"For historians of the novel in the Arab world, Jurji Zaydan's historical romances comprise one important ancestor of many modern novels, including the works of Naguib Mahfouz."—Terri DeYoung, University of Washington
Shajar al-Durr, known as Tree of Pearls, was one of the most famous Arab queens and the only woman in the medieval Arab world to rule in her own name. Her narrative is one element of a much larger story of the unsettled political climate of thirteenth-century Egypt. In this eponymous novel, Zaydan charts the fall of the Ayyubid Dynasty and the rise of the Mamluke Dynasty through the adventures of Tree of Pearls and Rukn al- Din Baybars, a young Mamluke commander who eventually triumphs as the ruler of Egypt. War, political intrigue, murder, and a female ruler who was born a slave combine for an irresistible story, while Zaydan’s keen observations on royal politics and subverted gender roles offer readers a richly detailed glimpse of the cultural milieu of the time.
Tree of Pearls, originally published in 1914, is the last in a famous series of historical novels written by Zaydan, an accomplished historian whose books continue to be read widely in the Arab world today. Selim’s fluid translation introduces an English audience to one of the Arab world’s influential writers.
About the Author
Jurji Zaydan (1861–1914) was one of the most important Arab writers of the late nineteenth and early twentieth-centuries. He founded Al-Hilal, the foremost cultural and literary journal in the Arab world. Zaydan is the author of two canonical, multi-volume histories of Arabic literature and Islamic civilization and twenty-three historical novels.

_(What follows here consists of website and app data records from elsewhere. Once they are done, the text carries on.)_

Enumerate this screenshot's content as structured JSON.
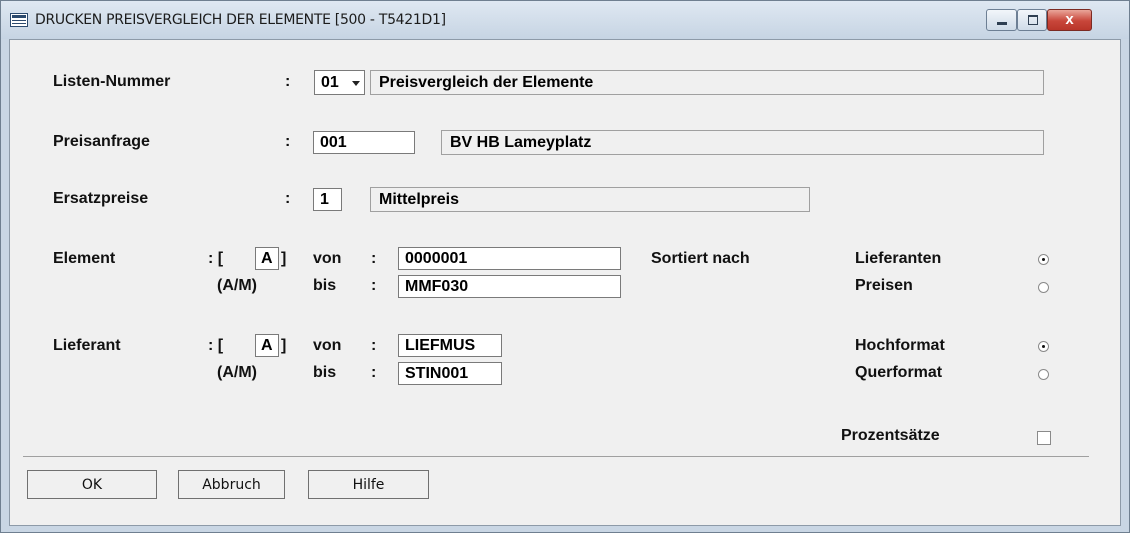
{
  "window": {
    "title": "DRUCKEN PREISVERGLEICH DER ELEMENTE  [500 - T5421D1]",
    "close_glyph": "x"
  },
  "liste": {
    "label": "Listen-Nummer",
    "colon": ":",
    "value": "01",
    "description": "Preisvergleich der Elemente"
  },
  "preisanfrage": {
    "label": "Preisanfrage",
    "colon": ":",
    "value": "001",
    "description": "BV HB Lameyplatz"
  },
  "ersatzpreise": {
    "label": "Ersatzpreise",
    "colon": ":",
    "value": "1",
    "description": "Mittelpreis"
  },
  "element": {
    "label": "Element",
    "mode_prefix": ": [",
    "mode": "A",
    "mode_suffix": "]",
    "mode_hint": "(A/M)",
    "von_label": "von",
    "von_colon": ":",
    "von_value": "0000001",
    "bis_label": "bis",
    "bis_colon": ":",
    "bis_value": "MMF030"
  },
  "lieferant": {
    "label": "Lieferant",
    "mode_prefix": ": [",
    "mode": "A",
    "mode_suffix": "]",
    "mode_hint": "(A/M)",
    "von_label": "von",
    "von_colon": ":",
    "von_value": "LIEFMUS",
    "bis_label": "bis",
    "bis_colon": ":",
    "bis_value": "STIN001"
  },
  "sortierung": {
    "label": "Sortiert nach",
    "options": [
      {
        "label": "Lieferanten",
        "selected": true
      },
      {
        "label": "Preisen",
        "selected": false
      }
    ]
  },
  "format": {
    "options": [
      {
        "label": "Hochformat",
        "selected": true
      },
      {
        "label": "Querformat",
        "selected": false
      }
    ]
  },
  "prozentsaetze": {
    "label": "Prozentsätze",
    "checked": false
  },
  "buttons": {
    "ok": "OK",
    "cancel": "Abbruch",
    "help": "Hilfe"
  }
}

Samah Selim is an assistant professor in the Department of African, Middle Eastern and South Asian Languages and Literatures at Rutgers University. She is the author of The Novel and the Rural Imaginary in Egypt, 1880–1985. Her translations include The Collar and the Bracelet by Yahya Taher Abdullah, winner of the Saif Ghobsh-Banipal Prize, and Miral al-Tahawy‘s Brooklyn Heights.
Series: Middle East Literature in Translation
6 x 9, 240 pages